### Assignment
Repeat the data in full. No line may differ from the original.

### Dataset records

•••

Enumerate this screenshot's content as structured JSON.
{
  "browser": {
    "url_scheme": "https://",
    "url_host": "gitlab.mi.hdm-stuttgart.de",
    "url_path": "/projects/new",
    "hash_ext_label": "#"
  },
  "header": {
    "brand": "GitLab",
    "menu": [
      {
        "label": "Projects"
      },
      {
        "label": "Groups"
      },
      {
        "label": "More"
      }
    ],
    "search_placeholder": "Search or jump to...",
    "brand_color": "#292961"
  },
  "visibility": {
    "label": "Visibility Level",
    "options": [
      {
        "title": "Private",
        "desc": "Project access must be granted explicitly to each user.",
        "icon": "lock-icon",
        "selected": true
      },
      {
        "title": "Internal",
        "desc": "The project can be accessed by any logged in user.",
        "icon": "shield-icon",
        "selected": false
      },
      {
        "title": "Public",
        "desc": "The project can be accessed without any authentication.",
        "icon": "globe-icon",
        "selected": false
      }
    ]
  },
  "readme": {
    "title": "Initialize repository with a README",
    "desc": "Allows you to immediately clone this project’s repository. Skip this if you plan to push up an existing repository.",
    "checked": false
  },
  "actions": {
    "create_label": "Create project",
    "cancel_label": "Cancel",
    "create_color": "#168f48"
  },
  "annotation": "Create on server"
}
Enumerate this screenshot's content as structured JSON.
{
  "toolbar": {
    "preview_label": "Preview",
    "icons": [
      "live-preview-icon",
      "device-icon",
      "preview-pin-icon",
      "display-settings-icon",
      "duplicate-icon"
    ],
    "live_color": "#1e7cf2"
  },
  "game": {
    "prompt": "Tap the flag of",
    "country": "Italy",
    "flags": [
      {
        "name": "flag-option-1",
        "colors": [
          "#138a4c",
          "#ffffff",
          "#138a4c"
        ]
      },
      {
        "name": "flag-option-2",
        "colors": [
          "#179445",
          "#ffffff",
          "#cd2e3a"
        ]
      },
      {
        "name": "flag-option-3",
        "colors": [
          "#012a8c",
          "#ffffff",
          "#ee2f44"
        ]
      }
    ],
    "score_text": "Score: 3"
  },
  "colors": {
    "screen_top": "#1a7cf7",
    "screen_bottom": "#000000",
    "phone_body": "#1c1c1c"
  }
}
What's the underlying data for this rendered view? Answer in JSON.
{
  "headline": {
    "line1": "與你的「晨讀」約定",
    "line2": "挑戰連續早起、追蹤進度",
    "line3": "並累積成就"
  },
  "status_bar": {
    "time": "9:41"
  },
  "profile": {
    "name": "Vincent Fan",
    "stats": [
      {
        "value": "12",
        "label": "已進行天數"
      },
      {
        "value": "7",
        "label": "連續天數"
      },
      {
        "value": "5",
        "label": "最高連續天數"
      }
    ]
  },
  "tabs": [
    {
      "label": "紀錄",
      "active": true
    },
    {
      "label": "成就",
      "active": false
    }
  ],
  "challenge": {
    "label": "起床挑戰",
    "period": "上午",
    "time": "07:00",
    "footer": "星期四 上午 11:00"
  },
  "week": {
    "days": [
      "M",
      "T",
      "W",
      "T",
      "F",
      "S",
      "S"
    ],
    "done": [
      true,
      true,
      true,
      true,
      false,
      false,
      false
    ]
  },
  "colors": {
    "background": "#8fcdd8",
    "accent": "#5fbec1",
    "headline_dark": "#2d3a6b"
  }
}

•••

### Written answer
Enumerate this screenshot's content as structured JSON.
{
  "browser": {
    "url_scheme": "https://",
    "url_host": "gitlab.mi.hdm-stuttgart.de",
    "url_path": "/projects/new",
    "hash_ext_label": "#"
  },
  "header": {
    "brand": "GitLab",
    "menu": [
      {
        "label": "Projects"
      },
      {
        "label": "Groups"
      },
      {
        "label": "More"
      }
    ],
    "search_placeholder": "Search or jump to...",
    "brand_color": "#292961"
  },
  "visibility": {
    "label": "Visibility Level",
    "options": [
      {
        "title": "Private",
        "desc": "Project access must be granted explicitly to each user.",
        "icon": "lock-icon",
        "selected": true
      },
      {
        "title": "Internal",
        "desc": "The project can be accessed by any logged in user.",
        "icon": "shield-icon",
        "selected": false
      },
      {
        "title": "Public",
        "desc": "The project can be accessed without any authentication.",
        "icon": "globe-icon",
        "selected": false
      }
    ]
  },
  "readme": {
    "title": "Initialize repository with a README",
    "desc": "Allows you to immediately clone this project’s repository. Skip this if you plan to push up an existing repository.",
    "checked": false
  },
  "actions": {
    "create_label": "Create project",
    "cancel_label": "Cancel",
    "create_color": "#168f48"
  },
  "annotation": "Create on server"
}
Enumerate this screenshot's content as structured JSON.
{
  "toolbar": {
    "preview_label": "Preview",
    "icons": [
      "live-preview-icon",
      "device-icon",
      "preview-pin-icon",
      "display-settings-icon",
      "duplicate-icon"
    ],
    "live_color": "#1e7cf2"
  },
  "game": {
    "prompt": "Tap the flag of",
    "country": "Italy",
    "flags": [
      {
        "name": "flag-option-1",
        "colors": [
          "#138a4c",
          "#ffffff",
          "#138a4c"
        ]
      },
      {
        "name": "flag-option-2",
        "colors": [
          "#179445",
          "#ffffff",
          "#cd2e3a"
        ]
      },
      {
        "name": "flag-option-3",
        "colors": [
          "#012a8c",
          "#ffffff",
          "#ee2f44"
        ]
      }
    ],
    "score_text": "Score: 3"
  },
  "colors": {
    "screen_top": "#1a7cf7",
    "screen_bottom": "#000000",
    "phone_body": "#1c1c1c"
  }
}
What's the underlying data for this rendered view? Answer in JSON.
{
  "headline": {
    "line1": "與你的「晨讀」約定",
    "line2": "挑戰連續早起、追蹤進度",
    "line3": "並累積成就"
  },
  "status_bar": {
    "time": "9:41"
  },
  "profile": {
    "name": "Vincent Fan",
    "stats": [
      {
        "value": "12",
        "label": "已進行天數"
      },
      {
        "value": "7",
        "label": "連續天數"
      },
      {
        "value": "5",
        "label": "最高連續天數"
      }
    ]
  },
  "tabs": [
    {
      "label": "紀錄",
      "active": true
    },
    {
      "label": "成就",
      "active": false
    }
  ],
  "challenge": {
    "label": "起床挑戰",
    "period": "上午",
    "time": "07:00",
    "footer": "星期四 上午 11:00"
  },
  "week": {
    "days": [
      "M",
      "T",
      "W",
      "T",
      "F",
      "S",
      "S"
    ],
    "done": [
      true,
      true,
      true,
      true,
      false,
      false,
      false
    ]
  },
  "colors": {
    "background": "#8fcdd8",
    "accent": "#5fbec1",
    "headline_dark": "#2d3a6b"
  }
}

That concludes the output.